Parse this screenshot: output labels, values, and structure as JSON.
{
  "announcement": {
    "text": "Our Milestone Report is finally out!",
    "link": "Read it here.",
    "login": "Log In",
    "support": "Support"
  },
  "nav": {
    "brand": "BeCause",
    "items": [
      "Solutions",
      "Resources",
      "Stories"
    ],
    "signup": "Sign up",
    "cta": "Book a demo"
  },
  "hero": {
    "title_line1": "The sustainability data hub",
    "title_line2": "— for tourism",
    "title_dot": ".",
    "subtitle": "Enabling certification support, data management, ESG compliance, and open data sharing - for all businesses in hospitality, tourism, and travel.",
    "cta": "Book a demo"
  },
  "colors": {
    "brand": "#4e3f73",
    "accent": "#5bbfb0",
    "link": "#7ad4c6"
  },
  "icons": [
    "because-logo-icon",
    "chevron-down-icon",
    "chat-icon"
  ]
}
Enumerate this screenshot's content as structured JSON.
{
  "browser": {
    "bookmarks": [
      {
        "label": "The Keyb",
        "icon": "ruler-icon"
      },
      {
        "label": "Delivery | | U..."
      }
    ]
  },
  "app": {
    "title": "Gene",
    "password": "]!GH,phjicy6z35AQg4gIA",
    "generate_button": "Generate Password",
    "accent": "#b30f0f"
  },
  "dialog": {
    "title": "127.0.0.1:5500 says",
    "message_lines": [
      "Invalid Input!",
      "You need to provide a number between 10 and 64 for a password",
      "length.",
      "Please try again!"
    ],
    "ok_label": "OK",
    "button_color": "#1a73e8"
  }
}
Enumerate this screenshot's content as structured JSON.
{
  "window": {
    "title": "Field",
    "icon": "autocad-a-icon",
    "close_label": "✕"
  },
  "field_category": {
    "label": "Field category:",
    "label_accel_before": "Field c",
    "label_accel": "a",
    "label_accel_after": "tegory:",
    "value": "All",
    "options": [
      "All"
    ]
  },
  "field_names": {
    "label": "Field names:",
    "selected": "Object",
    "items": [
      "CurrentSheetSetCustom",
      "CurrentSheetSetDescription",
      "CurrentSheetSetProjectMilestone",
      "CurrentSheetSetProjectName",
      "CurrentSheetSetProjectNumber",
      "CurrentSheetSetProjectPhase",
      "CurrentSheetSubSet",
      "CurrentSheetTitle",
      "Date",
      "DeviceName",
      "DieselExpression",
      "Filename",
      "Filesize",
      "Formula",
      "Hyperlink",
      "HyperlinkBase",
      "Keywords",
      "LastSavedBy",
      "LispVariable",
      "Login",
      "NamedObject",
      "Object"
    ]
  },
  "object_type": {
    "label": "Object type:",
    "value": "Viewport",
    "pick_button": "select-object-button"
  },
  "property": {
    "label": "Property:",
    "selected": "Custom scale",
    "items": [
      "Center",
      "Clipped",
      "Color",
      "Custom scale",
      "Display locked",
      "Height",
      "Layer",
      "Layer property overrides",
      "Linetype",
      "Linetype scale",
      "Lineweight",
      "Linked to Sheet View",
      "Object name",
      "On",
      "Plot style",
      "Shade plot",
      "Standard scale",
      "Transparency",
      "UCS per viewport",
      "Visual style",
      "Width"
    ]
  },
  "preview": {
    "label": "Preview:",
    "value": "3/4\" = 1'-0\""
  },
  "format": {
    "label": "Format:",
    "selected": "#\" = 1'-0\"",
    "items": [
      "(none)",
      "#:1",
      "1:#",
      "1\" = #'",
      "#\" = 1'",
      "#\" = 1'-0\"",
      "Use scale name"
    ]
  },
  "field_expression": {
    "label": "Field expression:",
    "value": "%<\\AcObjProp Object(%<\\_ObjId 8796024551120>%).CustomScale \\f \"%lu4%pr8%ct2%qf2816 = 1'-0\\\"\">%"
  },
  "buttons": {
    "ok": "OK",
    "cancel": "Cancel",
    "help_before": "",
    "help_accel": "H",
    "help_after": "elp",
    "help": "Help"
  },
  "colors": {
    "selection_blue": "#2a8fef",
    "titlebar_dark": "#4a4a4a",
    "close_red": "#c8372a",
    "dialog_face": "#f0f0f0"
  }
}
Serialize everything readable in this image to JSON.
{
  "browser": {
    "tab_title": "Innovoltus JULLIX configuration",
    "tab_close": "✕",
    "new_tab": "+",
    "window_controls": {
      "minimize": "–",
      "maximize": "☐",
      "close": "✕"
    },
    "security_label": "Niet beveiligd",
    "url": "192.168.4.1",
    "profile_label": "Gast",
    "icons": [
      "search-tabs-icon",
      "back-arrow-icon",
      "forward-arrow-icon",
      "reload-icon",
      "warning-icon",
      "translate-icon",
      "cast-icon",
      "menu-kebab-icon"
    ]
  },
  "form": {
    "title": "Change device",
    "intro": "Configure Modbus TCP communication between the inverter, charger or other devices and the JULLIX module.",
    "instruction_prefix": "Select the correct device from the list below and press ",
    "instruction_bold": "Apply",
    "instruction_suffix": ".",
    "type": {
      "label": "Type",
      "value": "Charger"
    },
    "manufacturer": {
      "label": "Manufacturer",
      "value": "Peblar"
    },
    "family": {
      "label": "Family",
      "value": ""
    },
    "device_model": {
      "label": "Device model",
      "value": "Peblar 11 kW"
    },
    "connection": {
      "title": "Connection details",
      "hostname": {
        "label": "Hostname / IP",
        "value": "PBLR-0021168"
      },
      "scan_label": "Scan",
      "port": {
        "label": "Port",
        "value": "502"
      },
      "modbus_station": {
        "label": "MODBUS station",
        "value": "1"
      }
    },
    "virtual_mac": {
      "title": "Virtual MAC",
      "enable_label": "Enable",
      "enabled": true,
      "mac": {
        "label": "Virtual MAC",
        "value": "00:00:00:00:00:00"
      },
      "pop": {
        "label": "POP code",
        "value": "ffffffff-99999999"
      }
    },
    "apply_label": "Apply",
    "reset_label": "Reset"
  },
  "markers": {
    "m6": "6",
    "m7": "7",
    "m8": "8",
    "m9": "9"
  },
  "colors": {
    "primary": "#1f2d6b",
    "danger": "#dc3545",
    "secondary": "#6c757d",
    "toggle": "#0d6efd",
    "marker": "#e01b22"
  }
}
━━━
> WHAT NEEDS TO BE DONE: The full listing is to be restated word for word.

> SOLUTION FOR THIS TASK:
Parse this screenshot: output labels, values, and structure as JSON.
{
  "announcement": {
    "text": "Our Milestone Report is finally out!",
    "link": "Read it here.",
    "login": "Log In",
    "support": "Support"
  },
  "nav": {
    "brand": "BeCause",
    "items": [
      "Solutions",
      "Resources",
      "Stories"
    ],
    "signup": "Sign up",
    "cta": "Book a demo"
  },
  "hero": {
    "title_line1": "The sustainability data hub",
    "title_line2": "— for tourism",
    "title_dot": ".",
    "subtitle": "Enabling certification support, data management, ESG compliance, and open data sharing - for all businesses in hospitality, tourism, and travel.",
    "cta": "Book a demo"
  },
  "colors": {
    "brand": "#4e3f73",
    "accent": "#5bbfb0",
    "link": "#7ad4c6"
  },
  "icons": [
    "because-logo-icon",
    "chevron-down-icon",
    "chat-icon"
  ]
}
Enumerate this screenshot's content as structured JSON.
{
  "browser": {
    "bookmarks": [
      {
        "label": "The Keyb",
        "icon": "ruler-icon"
      },
      {
        "label": "Delivery | | U..."
      }
    ]
  },
  "app": {
    "title": "Gene",
    "password": "]!GH,phjicy6z35AQg4gIA",
    "generate_button": "Generate Password",
    "accent": "#b30f0f"
  },
  "dialog": {
    "title": "127.0.0.1:5500 says",
    "message_lines": [
      "Invalid Input!",
      "You need to provide a number between 10 and 64 for a password",
      "length.",
      "Please try again!"
    ],
    "ok_label": "OK",
    "button_color": "#1a73e8"
  }
}
Enumerate this screenshot's content as structured JSON.
{
  "window": {
    "title": "Field",
    "icon": "autocad-a-icon",
    "close_label": "✕"
  },
  "field_category": {
    "label": "Field category:",
    "label_accel_before": "Field c",
    "label_accel": "a",
    "label_accel_after": "tegory:",
    "value": "All",
    "options": [
      "All"
    ]
  },
  "field_names": {
    "label": "Field names:",
    "selected": "Object",
    "items": [
      "CurrentSheetSetCustom",
      "CurrentSheetSetDescription",
      "CurrentSheetSetProjectMilestone",
      "CurrentSheetSetProjectName",
      "CurrentSheetSetProjectNumber",
      "CurrentSheetSetProjectPhase",
      "CurrentSheetSubSet",
      "CurrentSheetTitle",
      "Date",
      "DeviceName",
      "DieselExpression",
      "Filename",
      "Filesize",
      "Formula",
      "Hyperlink",
      "HyperlinkBase",
      "Keywords",
      "LastSavedBy",
      "LispVariable",
      "Login",
      "NamedObject",
      "Object"
    ]
  },
  "object_type": {
    "label": "Object type:",
    "value": "Viewport",
    "pick_button": "select-object-button"
  },
  "property": {
    "label": "Property:",
    "selected": "Custom scale",
    "items": [
      "Center",
      "Clipped",
      "Color",
      "Custom scale",
      "Display locked",
      "Height",
      "Layer",
      "Layer property overrides",
      "Linetype",
      "Linetype scale",
      "Lineweight",
      "Linked to Sheet View",
      "Object name",
      "On",
      "Plot style",
      "Shade plot",
      "Standard scale",
      "Transparency",
      "UCS per viewport",
      "Visual style",
      "Width"
    ]
  },
  "preview": {
    "label": "Preview:",
    "value": "3/4\" = 1'-0\""
  },
  "format": {
    "label": "Format:",
    "selected": "#\" = 1'-0\"",
    "items": [
      "(none)",
      "#:1",
      "1:#",
      "1\" = #'",
      "#\" = 1'",
      "#\" = 1'-0\"",
      "Use scale name"
    ]
  },
  "field_expression": {
    "label": "Field expression:",
    "value": "%<\\AcObjProp Object(%<\\_ObjId 8796024551120>%).CustomScale \\f \"%lu4%pr8%ct2%qf2816 = 1'-0\\\"\">%"
  },
  "buttons": {
    "ok": "OK",
    "cancel": "Cancel",
    "help_before": "",
    "help_accel": "H",
    "help_after": "elp",
    "help": "Help"
  },
  "colors": {
    "selection_blue": "#2a8fef",
    "titlebar_dark": "#4a4a4a",
    "close_red": "#c8372a",
    "dialog_face": "#f0f0f0"
  }
}
Serialize everything readable in this image to JSON.
{
  "browser": {
    "tab_title": "Innovoltus JULLIX configuration",
    "tab_close": "✕",
    "new_tab": "+",
    "window_controls": {
      "minimize": "–",
      "maximize": "☐",
      "close": "✕"
    },
    "security_label": "Niet beveiligd",
    "url": "192.168.4.1",
    "profile_label": "Gast",
    "icons": [
      "search-tabs-icon",
      "back-arrow-icon",
      "forward-arrow-icon",
      "reload-icon",
      "warning-icon",
      "translate-icon",
      "cast-icon",
      "menu-kebab-icon"
    ]
  },
  "form": {
    "title": "Change device",
    "intro": "Configure Modbus TCP communication between the inverter, charger or other devices and the JULLIX module.",
    "instruction_prefix": "Select the correct device from the list below and press ",
    "instruction_bold": "Apply",
    "instruction_suffix": ".",
    "type": {
      "label": "Type",
      "value": "Charger"
    },
    "manufacturer": {
      "label": "Manufacturer",
      "value": "Peblar"
    },
    "family": {
      "label": "Family",
      "value": ""
    },
    "device_model": {
      "label": "Device model",
      "value": "Peblar 11 kW"
    },
    "connection": {
      "title": "Connection details",
      "hostname": {
        "label": "Hostname / IP",
        "value": "PBLR-0021168"
      },
      "scan_label": "Scan",
      "port": {
        "label": "Port",
        "value": "502"
      },
      "modbus_station": {
        "label": "MODBUS station",
        "value": "1"
      }
    },
    "virtual_mac": {
      "title": "Virtual MAC",
      "enable_label": "Enable",
      "enabled": true,
      "mac": {
        "label": "Virtual MAC",
        "value": "00:00:00:00:00:00"
      },
      "pop": {
        "label": "POP code",
        "value": "ffffffff-99999999"
      }
    },
    "apply_label": "Apply",
    "reset_label": "Reset"
  },
  "markers": {
    "m6": "6",
    "m7": "7",
    "m8": "8",
    "m9": "9"
  },
  "colors": {
    "primary": "#1f2d6b",
    "danger": "#dc3545",
    "secondary": "#6c757d",
    "toggle": "#0d6efd",
    "marker": "#e01b22"
  }
}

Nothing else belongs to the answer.